What bothers me most about the movie . . . is the lack of characterization . . . If JJ says "it's about the relationships" and then clearly spends time making an action film about the story, then it's a bait-and-switch.
What both of Abrams' films rely upon pretty heavily -- despite being very carefully crafted to convey as clearly as possible that this is not your father's Trek -- is prior knowledge of the characters and their relationship. Kirk and Spock are conceived and delivered (and in an unusual and somewhat painfully ham-handed way in ST09, we're explicitly told that they are) a destined dramatic unit in the same sense as Alfred and Bruce Wayne, or Sherlock Holmes and Watson.
Within those parameters, the relationship between Kirk and Spock actually does take center stage. Their arcs are the most clearly conceived and delivered elements of either film's stories: ST09 is about them learning about and accepting their shared "destinies" (ugh), STiD is about them learning to fully understand and accept their friendship.

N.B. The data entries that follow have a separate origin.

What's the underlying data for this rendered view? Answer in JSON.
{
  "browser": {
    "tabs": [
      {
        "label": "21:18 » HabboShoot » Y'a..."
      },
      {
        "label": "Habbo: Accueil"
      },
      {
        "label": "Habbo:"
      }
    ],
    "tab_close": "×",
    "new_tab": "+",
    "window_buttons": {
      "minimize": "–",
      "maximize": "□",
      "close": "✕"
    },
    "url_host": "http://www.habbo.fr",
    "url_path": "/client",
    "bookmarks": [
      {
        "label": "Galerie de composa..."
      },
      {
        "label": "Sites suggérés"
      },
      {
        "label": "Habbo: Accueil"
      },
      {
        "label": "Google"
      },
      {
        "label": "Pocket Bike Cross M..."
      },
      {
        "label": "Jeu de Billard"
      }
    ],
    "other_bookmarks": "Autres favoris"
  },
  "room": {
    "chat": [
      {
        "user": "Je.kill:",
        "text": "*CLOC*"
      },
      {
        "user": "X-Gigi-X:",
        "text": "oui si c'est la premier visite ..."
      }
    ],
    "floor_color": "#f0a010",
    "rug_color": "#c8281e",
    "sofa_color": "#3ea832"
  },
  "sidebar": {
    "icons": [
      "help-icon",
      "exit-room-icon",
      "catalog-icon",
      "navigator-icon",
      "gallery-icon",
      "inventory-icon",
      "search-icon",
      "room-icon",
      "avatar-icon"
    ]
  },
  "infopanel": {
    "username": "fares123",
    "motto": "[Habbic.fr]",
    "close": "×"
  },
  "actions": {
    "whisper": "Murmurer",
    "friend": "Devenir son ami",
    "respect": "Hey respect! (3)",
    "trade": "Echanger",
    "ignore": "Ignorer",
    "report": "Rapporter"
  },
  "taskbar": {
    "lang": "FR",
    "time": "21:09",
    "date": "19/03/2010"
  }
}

But yes, it's quite true that we are told about
more than we're shown
the foundations of their relationship to a degree that's unusual even for a reboot; STiD in particular seems to rely on us reading an implied now-long-standing friendship into an onscreen relationship that doesn't really feel like longstanding friendship.

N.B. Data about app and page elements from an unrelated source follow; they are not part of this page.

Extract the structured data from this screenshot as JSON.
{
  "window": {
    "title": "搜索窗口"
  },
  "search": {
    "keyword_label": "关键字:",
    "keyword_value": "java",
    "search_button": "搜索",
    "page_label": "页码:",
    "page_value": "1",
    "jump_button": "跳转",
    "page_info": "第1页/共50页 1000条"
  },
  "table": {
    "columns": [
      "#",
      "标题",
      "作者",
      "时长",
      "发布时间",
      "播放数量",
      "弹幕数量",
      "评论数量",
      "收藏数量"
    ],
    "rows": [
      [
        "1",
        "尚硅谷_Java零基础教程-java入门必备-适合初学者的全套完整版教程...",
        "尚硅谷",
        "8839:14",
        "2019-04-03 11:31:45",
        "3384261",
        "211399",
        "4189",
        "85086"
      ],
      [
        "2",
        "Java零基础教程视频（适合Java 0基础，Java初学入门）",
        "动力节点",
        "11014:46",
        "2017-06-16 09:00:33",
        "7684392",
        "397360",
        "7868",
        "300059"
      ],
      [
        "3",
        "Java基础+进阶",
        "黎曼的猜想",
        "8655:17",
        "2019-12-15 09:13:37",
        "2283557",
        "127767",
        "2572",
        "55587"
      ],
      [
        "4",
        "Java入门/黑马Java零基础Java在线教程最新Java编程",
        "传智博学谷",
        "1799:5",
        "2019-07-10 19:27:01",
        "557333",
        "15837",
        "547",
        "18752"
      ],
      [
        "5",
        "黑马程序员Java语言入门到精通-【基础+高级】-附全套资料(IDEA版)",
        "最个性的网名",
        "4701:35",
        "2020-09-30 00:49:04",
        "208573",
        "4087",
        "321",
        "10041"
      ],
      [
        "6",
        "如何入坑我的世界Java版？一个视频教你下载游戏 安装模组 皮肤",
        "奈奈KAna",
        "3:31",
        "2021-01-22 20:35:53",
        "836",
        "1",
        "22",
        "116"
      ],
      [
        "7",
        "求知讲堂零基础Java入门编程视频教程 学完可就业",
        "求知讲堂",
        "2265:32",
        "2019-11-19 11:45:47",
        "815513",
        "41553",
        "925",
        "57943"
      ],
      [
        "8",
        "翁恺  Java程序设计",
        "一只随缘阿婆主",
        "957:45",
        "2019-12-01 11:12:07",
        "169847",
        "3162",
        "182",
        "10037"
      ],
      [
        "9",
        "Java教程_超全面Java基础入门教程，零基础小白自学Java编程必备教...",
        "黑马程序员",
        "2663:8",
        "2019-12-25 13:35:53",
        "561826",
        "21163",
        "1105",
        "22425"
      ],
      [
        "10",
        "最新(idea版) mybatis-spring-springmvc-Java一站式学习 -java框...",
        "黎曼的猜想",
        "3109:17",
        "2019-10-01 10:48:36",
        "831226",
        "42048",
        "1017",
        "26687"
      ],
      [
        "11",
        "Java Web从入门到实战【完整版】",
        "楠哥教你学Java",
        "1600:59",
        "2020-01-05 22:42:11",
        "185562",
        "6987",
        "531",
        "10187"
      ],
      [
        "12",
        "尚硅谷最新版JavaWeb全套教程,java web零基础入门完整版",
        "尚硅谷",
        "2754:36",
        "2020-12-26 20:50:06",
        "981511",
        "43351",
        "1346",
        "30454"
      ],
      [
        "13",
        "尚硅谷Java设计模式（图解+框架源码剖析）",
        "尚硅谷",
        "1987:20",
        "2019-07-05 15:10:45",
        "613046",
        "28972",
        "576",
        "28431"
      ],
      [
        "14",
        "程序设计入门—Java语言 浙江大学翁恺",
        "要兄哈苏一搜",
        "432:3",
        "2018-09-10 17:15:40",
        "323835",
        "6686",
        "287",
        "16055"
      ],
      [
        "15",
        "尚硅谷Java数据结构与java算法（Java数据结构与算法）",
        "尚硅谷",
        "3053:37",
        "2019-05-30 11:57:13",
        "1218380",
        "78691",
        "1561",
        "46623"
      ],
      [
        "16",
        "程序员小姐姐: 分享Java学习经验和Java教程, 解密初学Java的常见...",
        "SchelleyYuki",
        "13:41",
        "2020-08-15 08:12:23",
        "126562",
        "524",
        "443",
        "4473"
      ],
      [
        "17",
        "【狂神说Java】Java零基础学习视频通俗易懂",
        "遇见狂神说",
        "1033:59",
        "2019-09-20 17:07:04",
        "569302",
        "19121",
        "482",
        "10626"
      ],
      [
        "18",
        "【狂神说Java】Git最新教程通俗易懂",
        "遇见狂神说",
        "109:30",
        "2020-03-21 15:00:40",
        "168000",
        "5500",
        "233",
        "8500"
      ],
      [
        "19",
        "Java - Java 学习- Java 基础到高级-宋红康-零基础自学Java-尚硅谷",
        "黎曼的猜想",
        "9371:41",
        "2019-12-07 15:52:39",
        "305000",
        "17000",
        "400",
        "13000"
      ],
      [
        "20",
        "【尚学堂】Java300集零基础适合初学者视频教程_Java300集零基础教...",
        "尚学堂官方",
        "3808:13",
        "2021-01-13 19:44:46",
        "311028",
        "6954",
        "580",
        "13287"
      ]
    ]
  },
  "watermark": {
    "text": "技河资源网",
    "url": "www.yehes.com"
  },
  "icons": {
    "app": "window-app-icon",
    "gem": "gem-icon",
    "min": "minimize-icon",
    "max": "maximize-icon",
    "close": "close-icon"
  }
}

They don't seem to be making Kirk very likable or competent.
I think he's likable enough*, but I'm mystified from what we see of him why everyone seems to have so much faith in him as a leader of men (apart from the fact that we as the audience are meant to cut him a break because of course He's The Main Character). I think this is a flaw in the conception of the NuTrek crew as a whole: they've been thrown together like a superhero team with an inherent "right" to their positions, but as likeable as they are separately, they don't feel believable as a competent, disciplined crew of a ship.
* More than this, I think his relative rawness, lack of discipline and seat-of-the-pants style is
actually a believable outcome of his changed backstory. It's just not believable that they keep putting him in command of their "flagship" with those qualities.
Outside of Admiral Marcus creating a super ship, there is nothing of note or makes any logical sense. . . And then the nods, ripoffs during the key moments of the movie. . .
These are the biggest problems for me by far: the massive, sometimes seemingly deliberate illogic of the stories (and settings and character concepts), and the mistaking of clever reference and fan-service for good writing. I don't mind clever reference or fan-service, mind you, but they're not a substitute for a story that makes sense.